Introduction to the Personal Essay Genre6:49
Specificity and Structure3:42
Writer As Cultural Observer5:29
Writer As Activist7:55
Three Rhetorical Elements in Effective Personal Essays5:20
Personal Essays and the Truth5:51
Argumentative Fallacies that Make People Look Stupid6:12
How to Write School Admissions Personal Essay4:10
About This Class
Blog posts, newspaper columns, and admission applications can often be quite lifeless, abstract, vague and thus ineffective in persuading anyone about anything.
Yet great changes in people's thinking and behavior can occur with persuasion done right, particularly in writing.
If you want to change people's opinions in the online public sphere and get them to act in new ways, you must include rhetorical elements and take on approaches that I describe in detail in this course.
Incorporate those elements in the personal essay – and avoid logical problems listed in the lectures – and you can make your writing more powerful.
In this course, you’ll learn:
- How a personal essay is nothing like an academic school paper;
- The roles of Cultural Observer and Activist common to almost all personal essays;
- Three rhetorical devices that – when combined – can influence people profoundly;
- Ways to identify and remove logical problems from your arguments;
- How to see and break down false assumptions in your opponent’s arguments; and,
- The basics of an admissions essay.
This course is useful for anyone looking to improve the impact of his or her writing, particularly on the Internet.
Dr. Duncan Koerber has taught writing and communications courses for the past 10 years at six Canadian universities to thousands of students.
Currently a full-time assistant professor at Ryerson University in Toronto, Canada, Duncan Koerber worked for nearly 10 years in reporting and editing roles for the London Free Press, the Mississauga News, and the University of Toronto Medium. He has freelanced for magazines and newspapers, including the Toronto Star.
Oxford University Press recently published his writing textbook, Clear, Precise, Direct: Strategies for Writing (2015). Available on Amazon, the book considers the seven most common errors (interfering factors) in writing and how to improve them (enhancing factors). His second book, Crisis Communication in Canada, is in the revision process for University of Toronto Press.
Duncan Koerber has been a successful freelance editor, reaching the top 0.01% of editors on Elance. Now, his freelance editing and proofreading agency on Upwork is in the "top rated" category.

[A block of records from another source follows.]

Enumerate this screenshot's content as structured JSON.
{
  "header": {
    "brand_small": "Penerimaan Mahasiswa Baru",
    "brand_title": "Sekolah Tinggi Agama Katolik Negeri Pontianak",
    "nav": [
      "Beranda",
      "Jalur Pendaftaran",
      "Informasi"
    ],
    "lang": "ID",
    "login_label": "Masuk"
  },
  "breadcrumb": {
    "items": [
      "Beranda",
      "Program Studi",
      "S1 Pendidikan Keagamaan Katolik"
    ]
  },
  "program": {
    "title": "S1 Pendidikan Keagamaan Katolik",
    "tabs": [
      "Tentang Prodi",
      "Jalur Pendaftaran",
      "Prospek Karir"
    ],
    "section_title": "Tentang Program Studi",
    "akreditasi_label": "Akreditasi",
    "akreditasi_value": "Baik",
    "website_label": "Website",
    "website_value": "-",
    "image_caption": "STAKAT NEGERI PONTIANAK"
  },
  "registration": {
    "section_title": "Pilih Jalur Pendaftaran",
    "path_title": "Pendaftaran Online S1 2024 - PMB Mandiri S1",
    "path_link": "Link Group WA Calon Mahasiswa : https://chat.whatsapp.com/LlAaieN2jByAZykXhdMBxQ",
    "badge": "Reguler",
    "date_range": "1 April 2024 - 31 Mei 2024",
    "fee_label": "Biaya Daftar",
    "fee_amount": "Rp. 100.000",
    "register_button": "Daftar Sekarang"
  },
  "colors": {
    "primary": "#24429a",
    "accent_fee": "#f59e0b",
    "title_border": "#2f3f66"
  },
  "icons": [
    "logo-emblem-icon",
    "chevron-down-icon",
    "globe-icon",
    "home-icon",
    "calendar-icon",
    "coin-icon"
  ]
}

Duncan Koerber has a bachelor of arts degree in English, Professional Writing, and Political Science from the University of Toronto (2001), a master of arts degree in Journalism from the University of Western Ontario (2003), and a Ph.D. in Communication and Culture from York University and Ryerson University (2009).
His academic writing, which focuses on media and journalism history, writing pedagogy, and public relations crisis communication, has been published in the Canadian Journal of Communication, the Journal of Canadian Studies, Journalism History, Media History, Composition Studies, Canadian Journal of Media Studies, and Sport History Review.